Read the lines below, and copy any that contain the string "duration".

-- TASK MATERIAL follows --

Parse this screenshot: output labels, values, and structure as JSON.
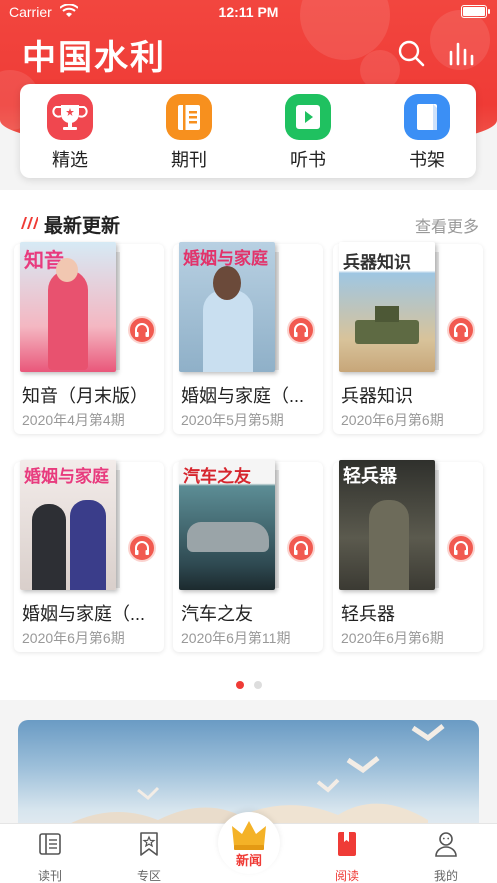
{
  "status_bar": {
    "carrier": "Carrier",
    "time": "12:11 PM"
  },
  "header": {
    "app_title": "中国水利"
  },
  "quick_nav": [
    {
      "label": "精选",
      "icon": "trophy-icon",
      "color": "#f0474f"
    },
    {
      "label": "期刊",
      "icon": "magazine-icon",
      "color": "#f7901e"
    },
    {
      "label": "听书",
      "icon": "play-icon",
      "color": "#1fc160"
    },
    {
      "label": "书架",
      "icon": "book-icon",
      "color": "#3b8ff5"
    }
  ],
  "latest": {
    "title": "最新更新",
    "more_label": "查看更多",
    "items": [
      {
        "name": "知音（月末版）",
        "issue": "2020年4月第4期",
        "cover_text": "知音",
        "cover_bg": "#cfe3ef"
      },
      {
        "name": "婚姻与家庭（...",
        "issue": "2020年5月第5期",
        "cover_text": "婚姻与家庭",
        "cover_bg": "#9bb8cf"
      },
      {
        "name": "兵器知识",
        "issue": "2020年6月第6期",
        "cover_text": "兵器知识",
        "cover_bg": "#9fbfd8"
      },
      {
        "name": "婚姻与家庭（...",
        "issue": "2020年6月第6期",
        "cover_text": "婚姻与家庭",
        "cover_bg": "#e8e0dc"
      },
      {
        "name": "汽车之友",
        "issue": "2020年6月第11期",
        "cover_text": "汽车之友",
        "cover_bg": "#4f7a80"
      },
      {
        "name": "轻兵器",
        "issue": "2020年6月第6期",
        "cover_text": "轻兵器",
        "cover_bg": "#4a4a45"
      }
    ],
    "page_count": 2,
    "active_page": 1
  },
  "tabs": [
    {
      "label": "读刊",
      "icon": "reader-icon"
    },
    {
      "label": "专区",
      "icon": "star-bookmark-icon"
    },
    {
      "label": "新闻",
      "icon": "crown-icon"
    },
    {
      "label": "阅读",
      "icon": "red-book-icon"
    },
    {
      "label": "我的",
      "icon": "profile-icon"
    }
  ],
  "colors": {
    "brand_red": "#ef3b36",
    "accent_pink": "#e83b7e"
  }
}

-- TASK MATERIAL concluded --
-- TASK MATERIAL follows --

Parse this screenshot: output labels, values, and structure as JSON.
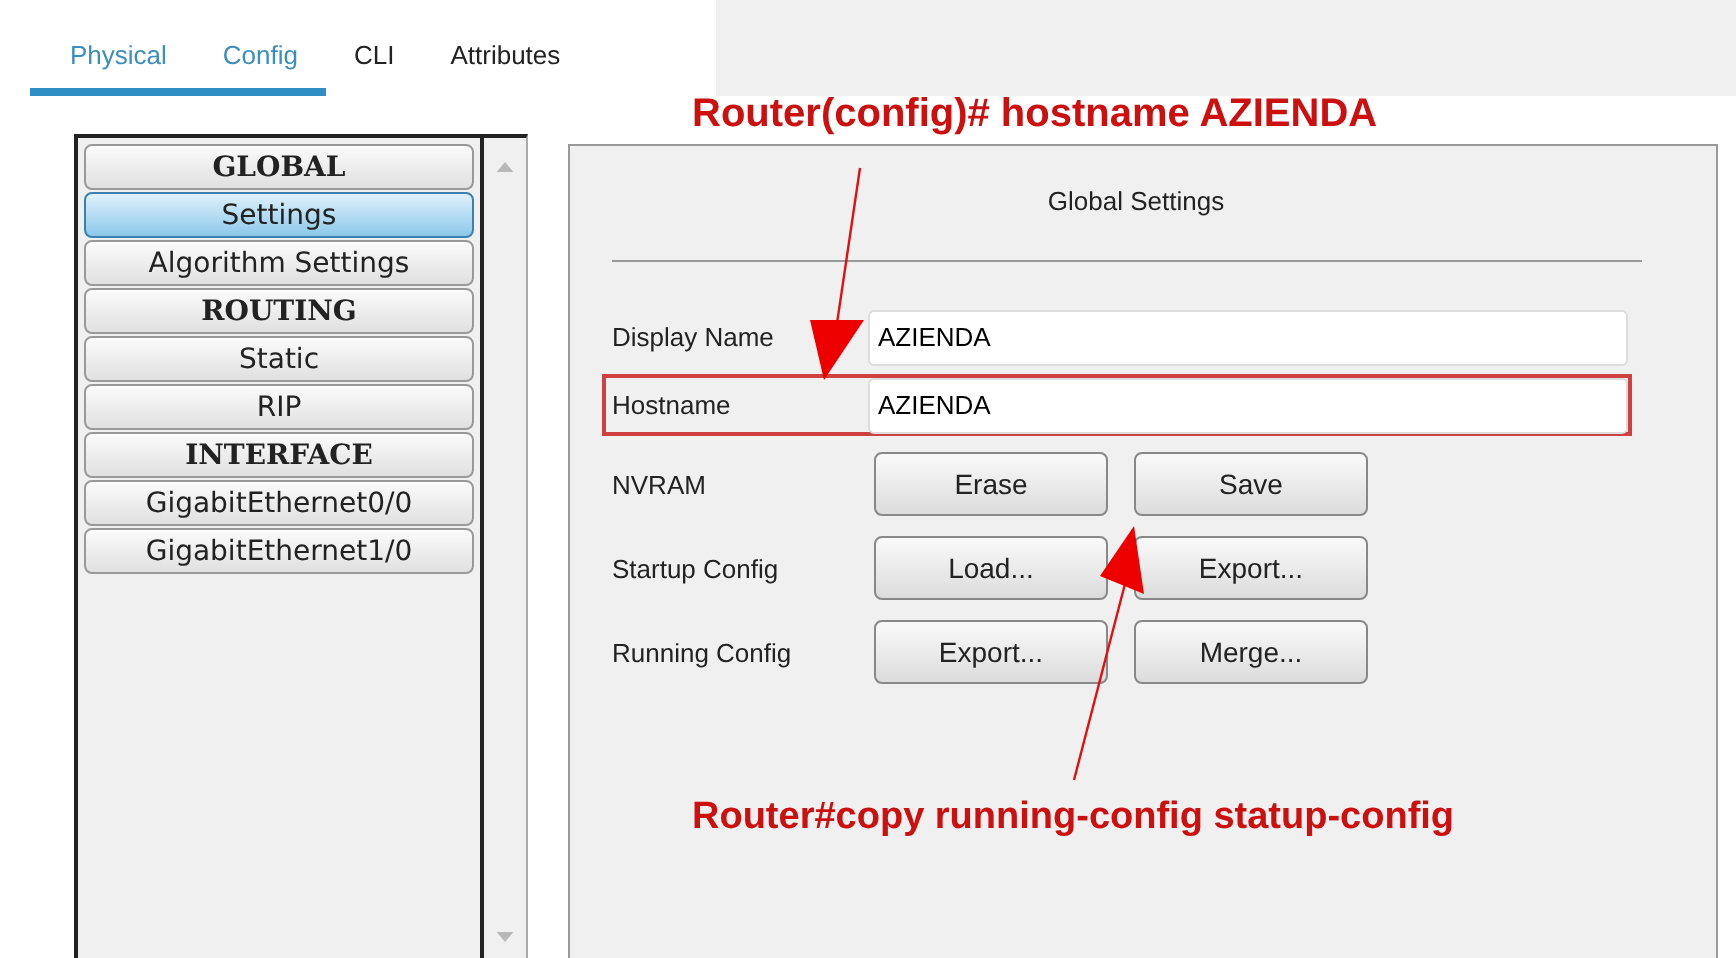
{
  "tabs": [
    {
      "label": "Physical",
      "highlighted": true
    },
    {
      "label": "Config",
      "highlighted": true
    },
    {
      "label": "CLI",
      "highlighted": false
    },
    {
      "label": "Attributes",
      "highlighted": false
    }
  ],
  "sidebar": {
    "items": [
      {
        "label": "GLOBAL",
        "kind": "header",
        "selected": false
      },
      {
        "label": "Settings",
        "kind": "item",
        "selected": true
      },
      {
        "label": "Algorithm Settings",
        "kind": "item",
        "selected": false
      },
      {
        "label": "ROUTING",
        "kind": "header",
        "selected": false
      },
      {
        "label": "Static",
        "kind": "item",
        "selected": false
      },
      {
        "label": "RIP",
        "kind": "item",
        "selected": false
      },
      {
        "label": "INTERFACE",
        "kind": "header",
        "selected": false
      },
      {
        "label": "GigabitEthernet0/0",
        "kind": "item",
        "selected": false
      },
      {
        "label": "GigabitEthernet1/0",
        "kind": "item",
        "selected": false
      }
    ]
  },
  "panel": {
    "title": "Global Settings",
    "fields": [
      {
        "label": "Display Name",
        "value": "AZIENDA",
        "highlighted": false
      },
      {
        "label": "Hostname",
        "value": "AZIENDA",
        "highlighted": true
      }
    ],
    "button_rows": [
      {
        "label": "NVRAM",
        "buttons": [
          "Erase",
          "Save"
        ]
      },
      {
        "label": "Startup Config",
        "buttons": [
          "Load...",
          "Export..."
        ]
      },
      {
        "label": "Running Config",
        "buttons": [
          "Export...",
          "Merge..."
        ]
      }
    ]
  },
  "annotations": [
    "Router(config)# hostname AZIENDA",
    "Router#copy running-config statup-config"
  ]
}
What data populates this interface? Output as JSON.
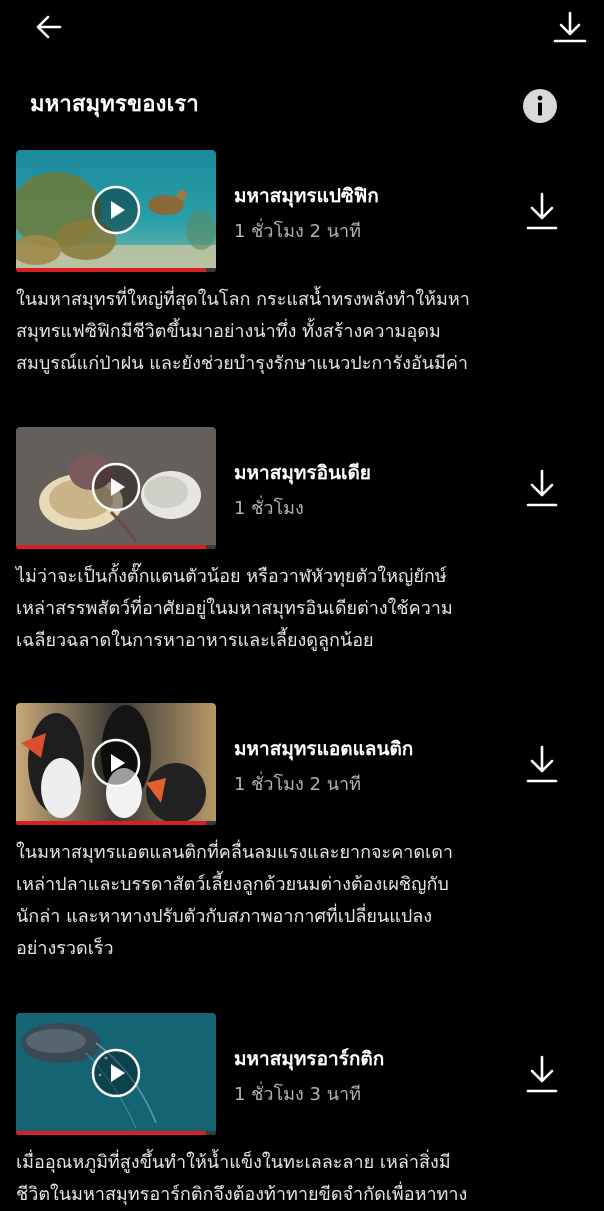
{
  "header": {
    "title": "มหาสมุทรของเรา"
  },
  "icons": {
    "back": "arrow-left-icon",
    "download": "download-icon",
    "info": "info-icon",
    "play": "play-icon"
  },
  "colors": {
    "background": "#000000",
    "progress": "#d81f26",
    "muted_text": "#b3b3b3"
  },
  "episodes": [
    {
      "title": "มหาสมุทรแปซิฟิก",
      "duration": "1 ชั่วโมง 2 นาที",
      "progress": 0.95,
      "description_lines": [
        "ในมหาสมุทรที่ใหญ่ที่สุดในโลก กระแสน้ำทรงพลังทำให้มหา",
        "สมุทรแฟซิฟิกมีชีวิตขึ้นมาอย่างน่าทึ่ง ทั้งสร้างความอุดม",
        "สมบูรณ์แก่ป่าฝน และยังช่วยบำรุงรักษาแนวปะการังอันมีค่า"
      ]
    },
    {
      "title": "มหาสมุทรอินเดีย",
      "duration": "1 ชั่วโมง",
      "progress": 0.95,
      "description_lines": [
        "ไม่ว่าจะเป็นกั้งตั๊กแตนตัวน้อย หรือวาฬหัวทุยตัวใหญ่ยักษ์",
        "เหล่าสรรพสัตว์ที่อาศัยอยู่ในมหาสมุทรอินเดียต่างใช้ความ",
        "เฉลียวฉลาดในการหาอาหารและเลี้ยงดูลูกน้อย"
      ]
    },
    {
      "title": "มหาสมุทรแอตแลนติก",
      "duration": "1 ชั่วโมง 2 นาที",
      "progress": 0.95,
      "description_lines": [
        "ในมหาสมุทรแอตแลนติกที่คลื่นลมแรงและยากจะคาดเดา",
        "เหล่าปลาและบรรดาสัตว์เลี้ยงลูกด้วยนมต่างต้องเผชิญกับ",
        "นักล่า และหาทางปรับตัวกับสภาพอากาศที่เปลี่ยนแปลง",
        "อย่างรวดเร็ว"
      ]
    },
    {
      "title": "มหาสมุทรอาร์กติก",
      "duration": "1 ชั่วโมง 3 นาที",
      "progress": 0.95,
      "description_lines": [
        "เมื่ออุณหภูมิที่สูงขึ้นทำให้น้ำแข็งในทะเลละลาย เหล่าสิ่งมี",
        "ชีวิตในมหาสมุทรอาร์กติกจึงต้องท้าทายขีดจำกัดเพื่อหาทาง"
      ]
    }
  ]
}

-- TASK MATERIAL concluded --

REPLY:
      "duration": "1 ชั่วโมง 2 นาที",
      "duration": "1 ชั่วโมง",
      "duration": "1 ชั่วโมง 2 นาที",
      "duration": "1 ชั่วโมง 3 นาที",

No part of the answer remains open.